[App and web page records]
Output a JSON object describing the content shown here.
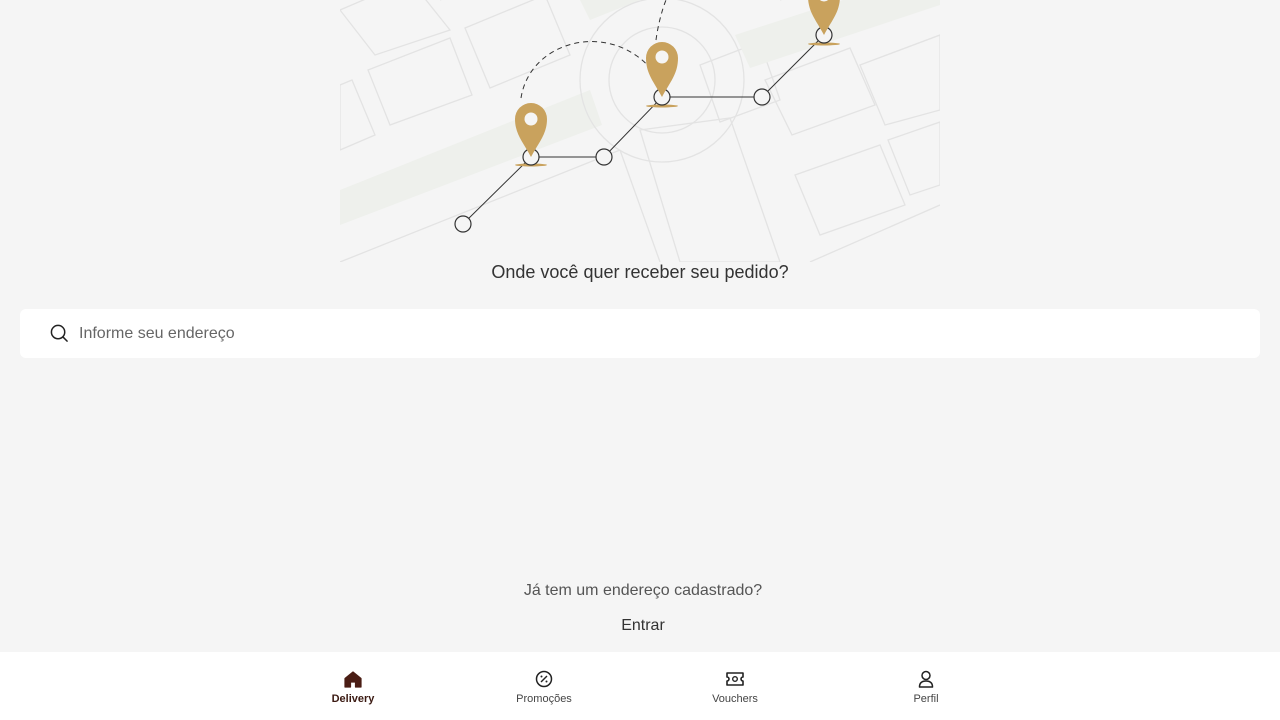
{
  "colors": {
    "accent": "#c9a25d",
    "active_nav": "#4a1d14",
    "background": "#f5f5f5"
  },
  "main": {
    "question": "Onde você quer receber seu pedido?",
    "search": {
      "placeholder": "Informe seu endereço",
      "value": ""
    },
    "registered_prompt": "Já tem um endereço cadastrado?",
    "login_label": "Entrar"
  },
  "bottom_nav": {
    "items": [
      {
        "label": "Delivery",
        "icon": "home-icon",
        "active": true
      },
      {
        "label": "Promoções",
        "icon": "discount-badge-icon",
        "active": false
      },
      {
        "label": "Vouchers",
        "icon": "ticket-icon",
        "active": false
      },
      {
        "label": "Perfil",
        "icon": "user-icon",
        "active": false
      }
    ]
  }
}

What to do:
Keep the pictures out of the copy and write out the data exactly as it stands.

Response area:
Output a JSON object describing the content shown here.
{
  "colors": {
    "accent": "#c9a25d",
    "active_nav": "#4a1d14",
    "background": "#f5f5f5"
  },
  "main": {
    "question": "Onde você quer receber seu pedido?",
    "search": {
      "placeholder": "Informe seu endereço",
      "value": ""
    },
    "registered_prompt": "Já tem um endereço cadastrado?",
    "login_label": "Entrar"
  },
  "bottom_nav": {
    "items": [
      {
        "label": "Delivery",
        "icon": "home-icon",
        "active": true
      },
      {
        "label": "Promoções",
        "icon": "discount-badge-icon",
        "active": false
      },
      {
        "label": "Vouchers",
        "icon": "ticket-icon",
        "active": false
      },
      {
        "label": "Perfil",
        "icon": "user-icon",
        "active": false
      }
    ]
  }
}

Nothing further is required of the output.